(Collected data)
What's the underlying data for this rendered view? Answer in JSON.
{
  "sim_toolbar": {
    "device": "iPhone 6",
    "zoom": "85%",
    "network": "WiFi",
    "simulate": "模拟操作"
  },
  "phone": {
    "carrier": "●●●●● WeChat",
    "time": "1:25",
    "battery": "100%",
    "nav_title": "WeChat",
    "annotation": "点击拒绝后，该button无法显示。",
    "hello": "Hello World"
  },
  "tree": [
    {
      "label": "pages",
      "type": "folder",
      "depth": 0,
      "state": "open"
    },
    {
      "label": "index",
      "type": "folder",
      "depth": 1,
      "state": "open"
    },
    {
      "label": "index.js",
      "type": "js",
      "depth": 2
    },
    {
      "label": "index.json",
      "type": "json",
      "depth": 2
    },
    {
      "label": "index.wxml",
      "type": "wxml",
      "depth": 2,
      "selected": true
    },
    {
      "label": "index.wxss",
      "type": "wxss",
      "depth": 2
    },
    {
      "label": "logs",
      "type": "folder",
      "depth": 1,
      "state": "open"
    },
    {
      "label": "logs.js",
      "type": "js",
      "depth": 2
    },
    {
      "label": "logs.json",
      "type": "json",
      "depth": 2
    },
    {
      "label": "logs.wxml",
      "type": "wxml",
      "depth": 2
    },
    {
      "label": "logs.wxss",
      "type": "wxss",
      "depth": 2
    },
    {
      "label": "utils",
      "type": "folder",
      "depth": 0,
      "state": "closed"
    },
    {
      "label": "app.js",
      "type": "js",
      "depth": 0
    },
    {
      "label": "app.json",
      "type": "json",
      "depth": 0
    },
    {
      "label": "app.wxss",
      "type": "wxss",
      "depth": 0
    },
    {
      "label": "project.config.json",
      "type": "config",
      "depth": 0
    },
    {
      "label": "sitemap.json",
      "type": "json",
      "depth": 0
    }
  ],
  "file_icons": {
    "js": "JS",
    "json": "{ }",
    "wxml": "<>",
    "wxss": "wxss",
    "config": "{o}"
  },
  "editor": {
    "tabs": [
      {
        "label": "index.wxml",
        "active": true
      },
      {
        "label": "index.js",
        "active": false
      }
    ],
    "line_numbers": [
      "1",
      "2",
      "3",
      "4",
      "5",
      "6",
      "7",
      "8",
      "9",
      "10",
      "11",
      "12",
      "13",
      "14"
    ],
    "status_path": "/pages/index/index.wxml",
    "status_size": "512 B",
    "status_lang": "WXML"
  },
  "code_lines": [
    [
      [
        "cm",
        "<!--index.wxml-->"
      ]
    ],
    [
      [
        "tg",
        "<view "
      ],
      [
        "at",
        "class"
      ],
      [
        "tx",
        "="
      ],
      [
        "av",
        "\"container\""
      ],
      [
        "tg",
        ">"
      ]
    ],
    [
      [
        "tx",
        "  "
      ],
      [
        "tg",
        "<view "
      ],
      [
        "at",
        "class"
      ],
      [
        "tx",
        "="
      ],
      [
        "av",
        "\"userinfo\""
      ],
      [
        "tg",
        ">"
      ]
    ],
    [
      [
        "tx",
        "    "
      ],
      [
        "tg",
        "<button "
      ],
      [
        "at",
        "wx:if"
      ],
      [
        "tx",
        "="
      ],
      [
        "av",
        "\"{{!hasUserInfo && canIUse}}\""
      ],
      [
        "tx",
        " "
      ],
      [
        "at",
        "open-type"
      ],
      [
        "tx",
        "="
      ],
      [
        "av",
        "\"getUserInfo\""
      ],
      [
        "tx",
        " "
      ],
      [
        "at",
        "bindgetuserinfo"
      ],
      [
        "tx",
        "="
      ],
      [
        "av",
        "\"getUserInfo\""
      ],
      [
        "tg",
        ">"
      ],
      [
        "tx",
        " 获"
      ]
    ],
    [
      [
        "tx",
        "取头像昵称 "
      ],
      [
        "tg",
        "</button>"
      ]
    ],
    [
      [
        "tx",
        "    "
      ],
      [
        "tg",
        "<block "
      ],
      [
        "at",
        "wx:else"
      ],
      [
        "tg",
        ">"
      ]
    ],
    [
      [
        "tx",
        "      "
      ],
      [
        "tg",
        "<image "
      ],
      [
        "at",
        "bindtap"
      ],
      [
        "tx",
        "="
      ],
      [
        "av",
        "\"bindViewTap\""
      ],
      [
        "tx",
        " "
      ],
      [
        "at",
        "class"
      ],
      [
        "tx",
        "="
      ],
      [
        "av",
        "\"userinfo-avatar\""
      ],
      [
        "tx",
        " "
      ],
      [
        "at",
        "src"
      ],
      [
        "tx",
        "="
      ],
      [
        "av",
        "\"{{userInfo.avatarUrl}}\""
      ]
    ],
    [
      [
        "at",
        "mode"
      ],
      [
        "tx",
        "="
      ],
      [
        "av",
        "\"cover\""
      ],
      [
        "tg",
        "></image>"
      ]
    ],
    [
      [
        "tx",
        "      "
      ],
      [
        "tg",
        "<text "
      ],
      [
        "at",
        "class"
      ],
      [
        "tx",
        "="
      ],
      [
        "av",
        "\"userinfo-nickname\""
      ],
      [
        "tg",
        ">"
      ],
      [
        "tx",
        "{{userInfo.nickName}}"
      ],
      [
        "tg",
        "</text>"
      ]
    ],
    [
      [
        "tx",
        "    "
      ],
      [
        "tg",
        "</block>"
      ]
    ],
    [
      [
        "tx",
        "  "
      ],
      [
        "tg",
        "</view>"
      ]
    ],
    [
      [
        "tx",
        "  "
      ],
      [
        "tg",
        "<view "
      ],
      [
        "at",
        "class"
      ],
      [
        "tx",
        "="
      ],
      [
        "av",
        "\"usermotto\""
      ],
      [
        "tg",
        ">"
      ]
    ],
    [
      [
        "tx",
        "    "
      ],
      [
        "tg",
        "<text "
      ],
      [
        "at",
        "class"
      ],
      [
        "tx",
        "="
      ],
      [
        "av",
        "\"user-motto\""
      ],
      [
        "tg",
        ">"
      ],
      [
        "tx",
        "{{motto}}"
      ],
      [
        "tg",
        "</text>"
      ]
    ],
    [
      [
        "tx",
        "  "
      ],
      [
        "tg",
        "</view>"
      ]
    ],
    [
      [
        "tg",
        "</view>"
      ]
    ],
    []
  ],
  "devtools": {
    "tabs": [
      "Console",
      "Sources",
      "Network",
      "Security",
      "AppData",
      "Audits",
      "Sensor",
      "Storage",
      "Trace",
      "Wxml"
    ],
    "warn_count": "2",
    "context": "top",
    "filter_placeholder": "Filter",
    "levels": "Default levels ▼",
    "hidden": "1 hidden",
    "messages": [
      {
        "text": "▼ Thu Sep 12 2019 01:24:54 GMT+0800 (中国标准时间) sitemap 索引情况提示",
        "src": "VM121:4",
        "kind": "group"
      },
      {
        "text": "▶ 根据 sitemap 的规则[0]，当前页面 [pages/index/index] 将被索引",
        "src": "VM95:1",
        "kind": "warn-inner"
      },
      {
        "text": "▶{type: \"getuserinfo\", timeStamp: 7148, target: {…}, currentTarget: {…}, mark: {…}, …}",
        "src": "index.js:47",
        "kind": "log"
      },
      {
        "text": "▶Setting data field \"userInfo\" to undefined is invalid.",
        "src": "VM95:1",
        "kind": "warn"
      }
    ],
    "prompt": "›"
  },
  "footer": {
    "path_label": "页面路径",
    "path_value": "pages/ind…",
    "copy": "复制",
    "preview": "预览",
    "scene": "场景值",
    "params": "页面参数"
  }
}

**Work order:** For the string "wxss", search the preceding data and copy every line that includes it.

**Your solution:**
      "label": "index.wxss",
      "type": "wxss",
      "label": "logs.wxss",
      "type": "wxss",
      "label": "app.wxss",
      "type": "wxss",
    "wxss": "wxss",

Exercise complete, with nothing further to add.